(Page and application data records)
────────────────────

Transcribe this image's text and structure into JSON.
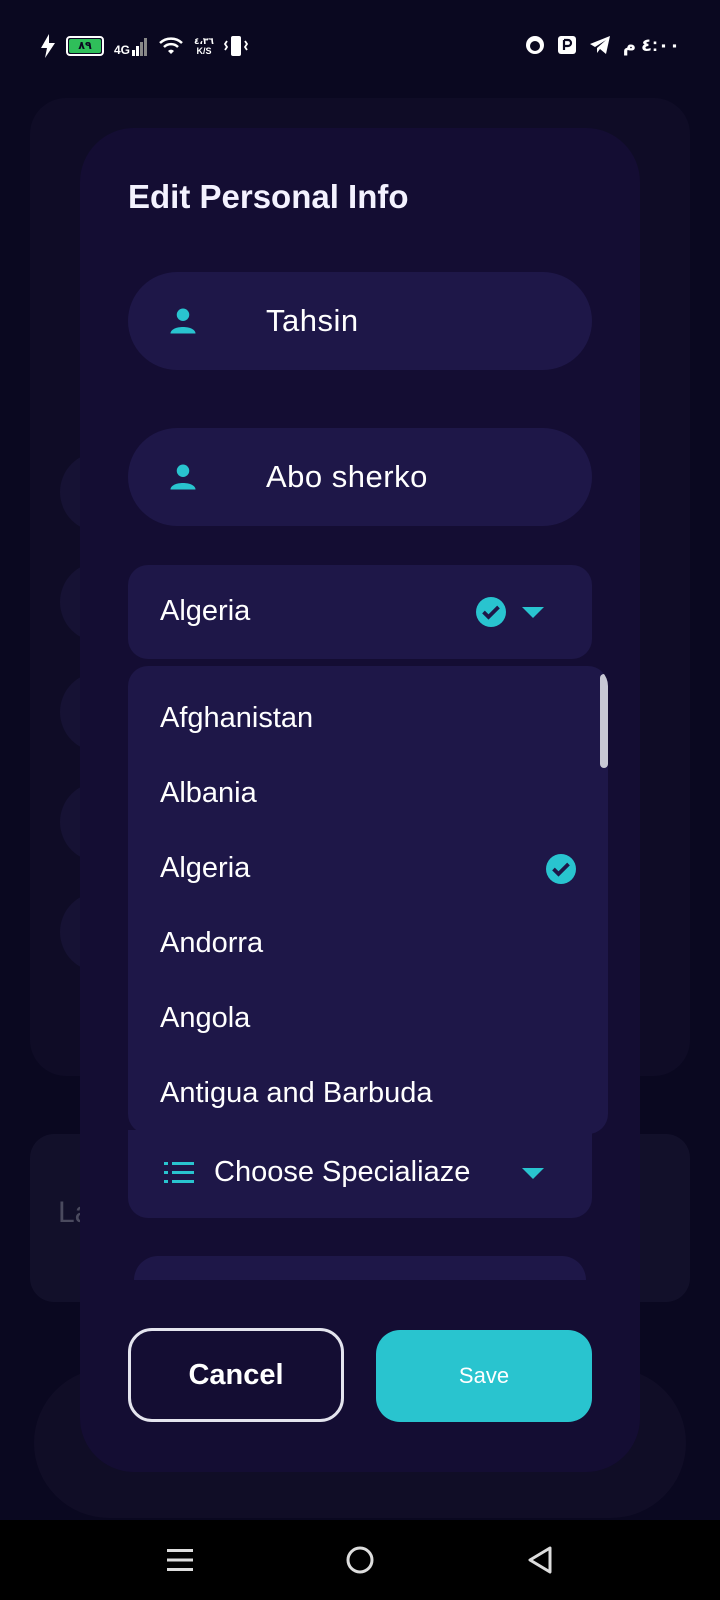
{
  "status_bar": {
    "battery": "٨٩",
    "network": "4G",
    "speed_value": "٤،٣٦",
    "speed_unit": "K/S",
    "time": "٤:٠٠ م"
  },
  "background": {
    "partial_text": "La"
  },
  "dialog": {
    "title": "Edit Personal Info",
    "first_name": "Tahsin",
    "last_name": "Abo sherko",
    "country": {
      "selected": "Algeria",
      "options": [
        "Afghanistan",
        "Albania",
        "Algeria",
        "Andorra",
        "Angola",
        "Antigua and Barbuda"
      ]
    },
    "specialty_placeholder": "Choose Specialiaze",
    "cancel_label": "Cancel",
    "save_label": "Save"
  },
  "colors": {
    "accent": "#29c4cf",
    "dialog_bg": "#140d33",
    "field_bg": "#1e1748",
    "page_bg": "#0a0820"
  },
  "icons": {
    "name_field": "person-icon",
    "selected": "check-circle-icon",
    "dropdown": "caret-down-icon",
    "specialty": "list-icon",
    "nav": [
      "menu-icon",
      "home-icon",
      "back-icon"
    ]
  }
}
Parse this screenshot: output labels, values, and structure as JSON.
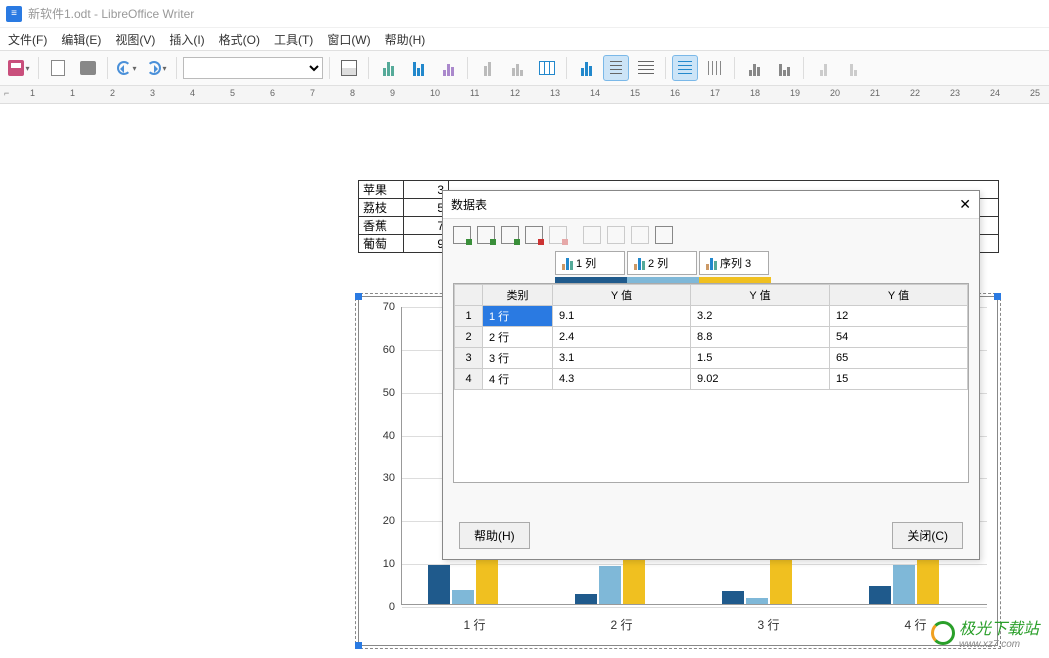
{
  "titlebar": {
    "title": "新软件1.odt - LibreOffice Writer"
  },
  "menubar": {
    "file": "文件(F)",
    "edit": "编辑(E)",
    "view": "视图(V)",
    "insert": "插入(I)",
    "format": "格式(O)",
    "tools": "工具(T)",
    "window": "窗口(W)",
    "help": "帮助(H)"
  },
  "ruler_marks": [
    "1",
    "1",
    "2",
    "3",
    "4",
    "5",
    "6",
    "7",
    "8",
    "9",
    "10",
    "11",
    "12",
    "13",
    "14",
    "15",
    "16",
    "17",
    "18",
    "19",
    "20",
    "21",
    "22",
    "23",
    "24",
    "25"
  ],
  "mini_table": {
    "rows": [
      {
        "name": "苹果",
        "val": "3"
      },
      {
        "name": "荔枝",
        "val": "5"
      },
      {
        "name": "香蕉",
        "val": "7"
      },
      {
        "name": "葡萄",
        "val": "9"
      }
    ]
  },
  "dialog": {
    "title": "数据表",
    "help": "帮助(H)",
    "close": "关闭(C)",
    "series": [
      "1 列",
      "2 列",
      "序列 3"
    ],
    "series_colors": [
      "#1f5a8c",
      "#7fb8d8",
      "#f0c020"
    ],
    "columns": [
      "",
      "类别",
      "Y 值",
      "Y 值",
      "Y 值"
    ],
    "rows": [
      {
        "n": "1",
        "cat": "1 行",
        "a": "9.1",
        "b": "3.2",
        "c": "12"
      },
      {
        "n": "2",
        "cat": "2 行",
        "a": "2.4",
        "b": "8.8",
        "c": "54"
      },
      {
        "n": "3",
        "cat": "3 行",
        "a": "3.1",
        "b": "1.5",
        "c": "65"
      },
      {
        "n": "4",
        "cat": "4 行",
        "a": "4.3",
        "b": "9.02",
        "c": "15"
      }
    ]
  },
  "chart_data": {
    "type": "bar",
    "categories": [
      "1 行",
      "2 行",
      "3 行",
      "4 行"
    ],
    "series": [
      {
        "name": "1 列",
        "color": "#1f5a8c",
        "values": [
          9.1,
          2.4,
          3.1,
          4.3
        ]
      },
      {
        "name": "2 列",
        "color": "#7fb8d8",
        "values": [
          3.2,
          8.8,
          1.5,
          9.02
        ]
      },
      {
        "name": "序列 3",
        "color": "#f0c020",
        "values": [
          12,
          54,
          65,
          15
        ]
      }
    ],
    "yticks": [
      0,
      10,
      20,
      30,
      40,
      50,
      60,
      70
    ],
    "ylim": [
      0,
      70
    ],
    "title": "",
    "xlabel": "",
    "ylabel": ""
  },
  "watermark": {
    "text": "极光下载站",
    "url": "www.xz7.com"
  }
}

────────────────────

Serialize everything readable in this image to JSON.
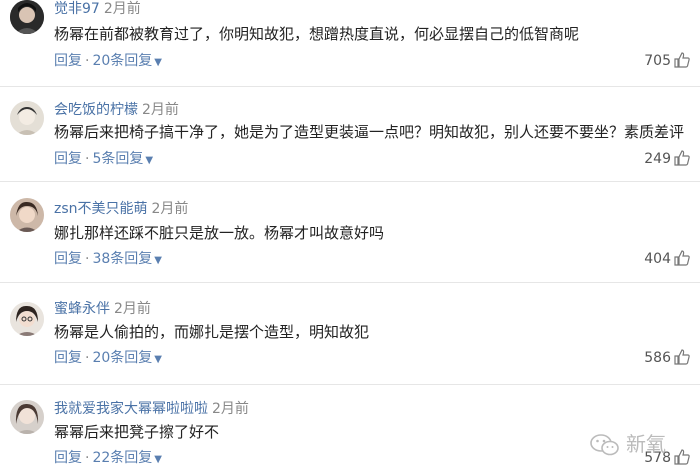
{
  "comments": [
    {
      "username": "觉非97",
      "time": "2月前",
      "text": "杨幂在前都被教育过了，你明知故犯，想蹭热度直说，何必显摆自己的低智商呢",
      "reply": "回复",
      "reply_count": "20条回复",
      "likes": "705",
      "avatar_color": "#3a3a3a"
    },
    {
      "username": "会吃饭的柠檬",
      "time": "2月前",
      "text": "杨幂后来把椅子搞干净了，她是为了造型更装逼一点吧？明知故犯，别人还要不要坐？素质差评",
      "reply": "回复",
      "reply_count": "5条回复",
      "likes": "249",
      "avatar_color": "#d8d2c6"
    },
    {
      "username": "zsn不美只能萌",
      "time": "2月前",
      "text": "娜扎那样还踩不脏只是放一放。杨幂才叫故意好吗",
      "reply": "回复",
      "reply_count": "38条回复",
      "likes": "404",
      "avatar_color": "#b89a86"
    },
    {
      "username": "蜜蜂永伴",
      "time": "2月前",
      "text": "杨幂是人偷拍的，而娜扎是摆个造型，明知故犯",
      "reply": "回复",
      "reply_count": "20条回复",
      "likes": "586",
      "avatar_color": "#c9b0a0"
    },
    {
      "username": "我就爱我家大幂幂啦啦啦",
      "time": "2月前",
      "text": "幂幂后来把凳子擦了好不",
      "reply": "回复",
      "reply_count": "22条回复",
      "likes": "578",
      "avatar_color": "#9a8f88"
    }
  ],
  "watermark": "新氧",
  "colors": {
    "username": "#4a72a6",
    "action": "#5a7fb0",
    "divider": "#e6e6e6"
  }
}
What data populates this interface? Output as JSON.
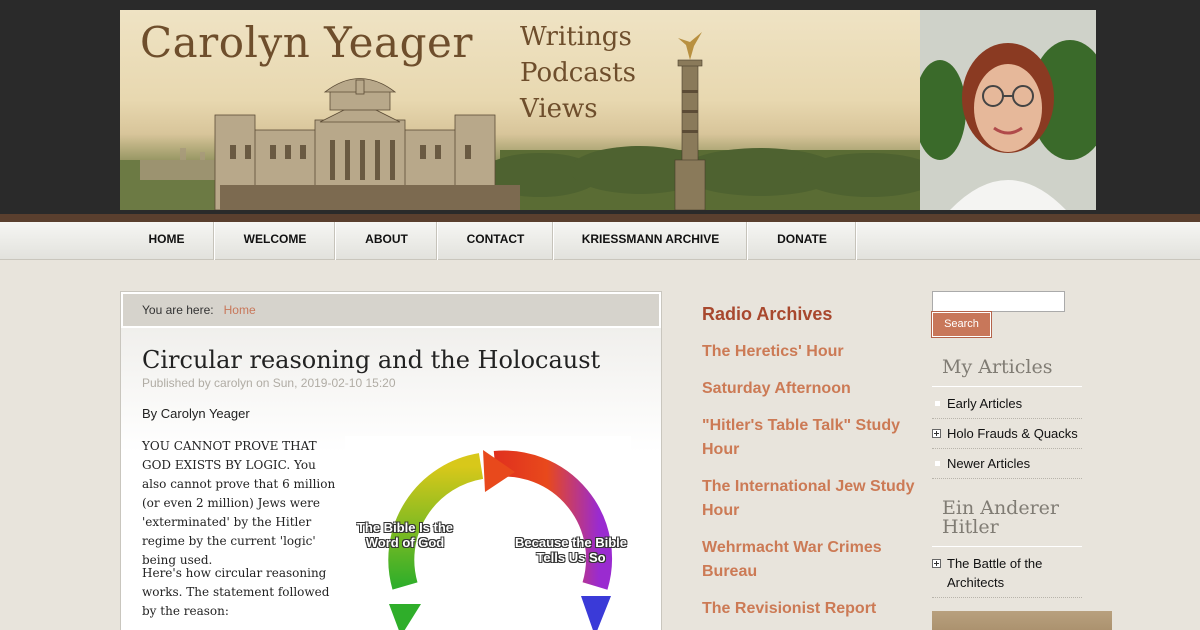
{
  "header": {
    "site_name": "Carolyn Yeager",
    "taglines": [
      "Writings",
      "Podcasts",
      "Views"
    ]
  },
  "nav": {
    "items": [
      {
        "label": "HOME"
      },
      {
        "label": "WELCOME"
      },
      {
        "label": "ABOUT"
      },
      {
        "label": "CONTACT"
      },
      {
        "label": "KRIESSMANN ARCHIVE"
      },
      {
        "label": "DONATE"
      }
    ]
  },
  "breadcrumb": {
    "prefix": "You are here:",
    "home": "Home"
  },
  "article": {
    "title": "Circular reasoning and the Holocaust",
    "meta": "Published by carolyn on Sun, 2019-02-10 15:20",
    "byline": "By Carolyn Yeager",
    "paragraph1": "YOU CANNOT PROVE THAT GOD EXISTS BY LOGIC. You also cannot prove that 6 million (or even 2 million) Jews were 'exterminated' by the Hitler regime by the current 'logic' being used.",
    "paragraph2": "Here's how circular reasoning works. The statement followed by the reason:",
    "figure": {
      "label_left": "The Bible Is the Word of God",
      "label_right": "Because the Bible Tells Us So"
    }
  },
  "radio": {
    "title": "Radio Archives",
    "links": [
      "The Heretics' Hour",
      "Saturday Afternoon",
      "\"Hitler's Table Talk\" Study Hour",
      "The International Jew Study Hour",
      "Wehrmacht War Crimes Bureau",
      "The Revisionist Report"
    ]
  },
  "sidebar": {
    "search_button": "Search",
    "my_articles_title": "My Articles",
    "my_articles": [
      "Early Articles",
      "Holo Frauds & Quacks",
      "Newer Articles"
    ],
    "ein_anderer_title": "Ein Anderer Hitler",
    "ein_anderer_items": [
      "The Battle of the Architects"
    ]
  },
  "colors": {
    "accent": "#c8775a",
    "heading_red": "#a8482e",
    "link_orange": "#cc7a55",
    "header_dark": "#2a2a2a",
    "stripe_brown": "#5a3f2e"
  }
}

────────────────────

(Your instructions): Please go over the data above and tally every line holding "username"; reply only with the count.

(Output): 6